EXERCISE GOAL — Please output every record below exactly as written, leaving out any pictures.

[Collected data]

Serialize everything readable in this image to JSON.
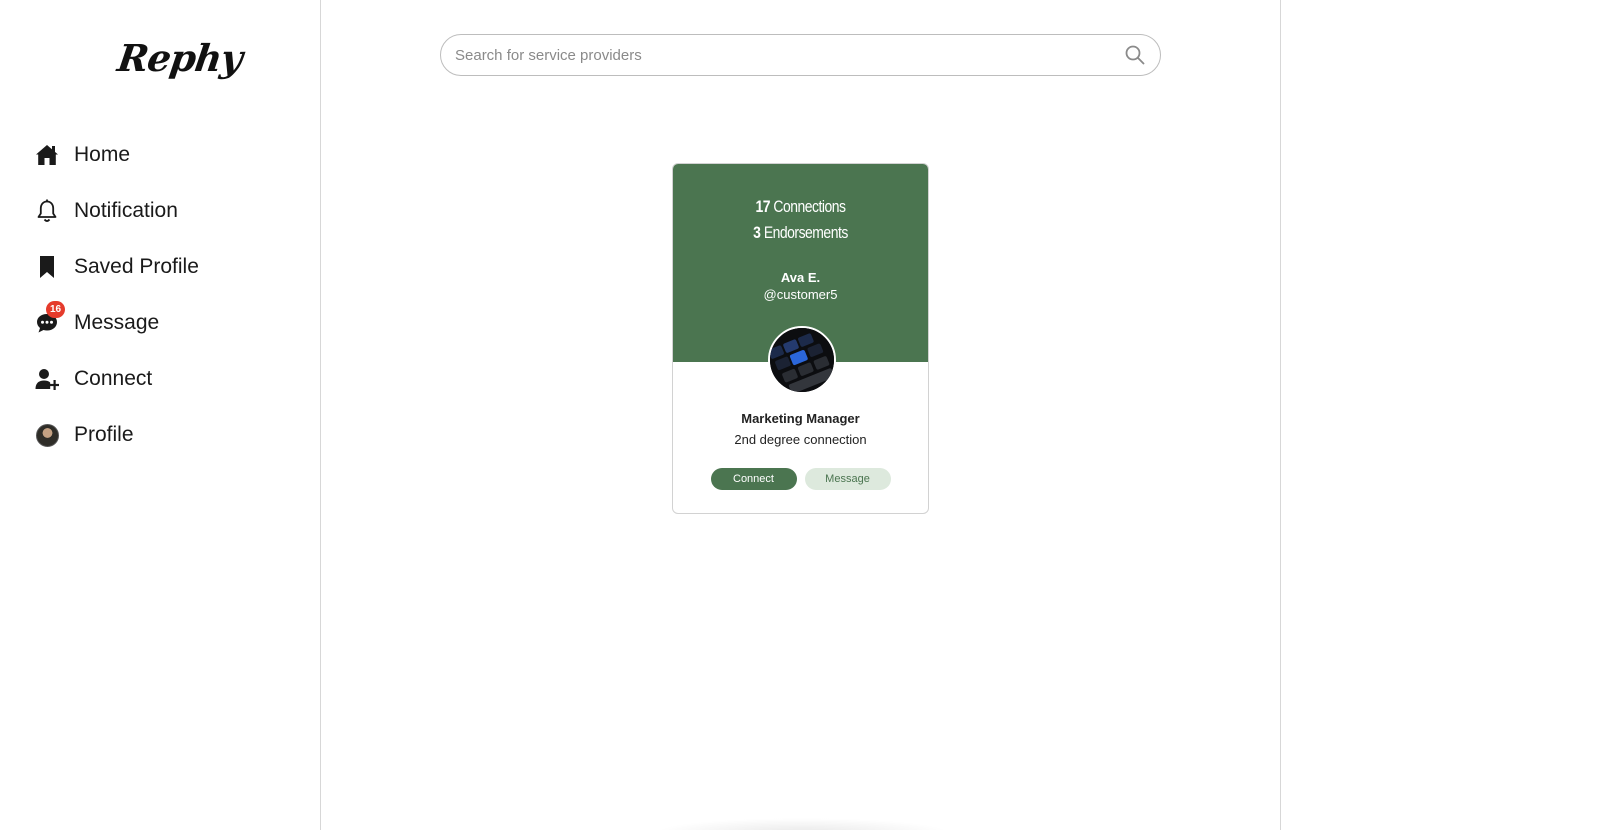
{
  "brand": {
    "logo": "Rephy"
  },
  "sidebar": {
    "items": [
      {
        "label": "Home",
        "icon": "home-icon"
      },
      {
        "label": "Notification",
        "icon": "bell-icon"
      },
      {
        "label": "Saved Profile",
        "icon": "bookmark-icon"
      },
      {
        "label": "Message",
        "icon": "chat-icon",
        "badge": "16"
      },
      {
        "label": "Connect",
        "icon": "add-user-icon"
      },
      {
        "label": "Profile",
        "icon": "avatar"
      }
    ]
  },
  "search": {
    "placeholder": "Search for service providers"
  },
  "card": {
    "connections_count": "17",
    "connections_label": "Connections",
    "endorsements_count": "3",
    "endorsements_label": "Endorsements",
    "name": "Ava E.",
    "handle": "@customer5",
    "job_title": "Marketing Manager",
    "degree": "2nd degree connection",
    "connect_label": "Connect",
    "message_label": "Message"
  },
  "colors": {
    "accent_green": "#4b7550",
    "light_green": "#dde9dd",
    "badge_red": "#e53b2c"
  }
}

WORKED SOLUTION —
Serialize everything readable in this image to JSON.
{
  "brand": {
    "logo": "Rephy"
  },
  "sidebar": {
    "items": [
      {
        "label": "Home",
        "icon": "home-icon"
      },
      {
        "label": "Notification",
        "icon": "bell-icon"
      },
      {
        "label": "Saved Profile",
        "icon": "bookmark-icon"
      },
      {
        "label": "Message",
        "icon": "chat-icon",
        "badge": "16"
      },
      {
        "label": "Connect",
        "icon": "add-user-icon"
      },
      {
        "label": "Profile",
        "icon": "avatar"
      }
    ]
  },
  "search": {
    "placeholder": "Search for service providers"
  },
  "card": {
    "connections_count": "17",
    "connections_label": "Connections",
    "endorsements_count": "3",
    "endorsements_label": "Endorsements",
    "name": "Ava E.",
    "handle": "@customer5",
    "job_title": "Marketing Manager",
    "degree": "2nd degree connection",
    "connect_label": "Connect",
    "message_label": "Message"
  },
  "colors": {
    "accent_green": "#4b7550",
    "light_green": "#dde9dd",
    "badge_red": "#e53b2c"
  }
}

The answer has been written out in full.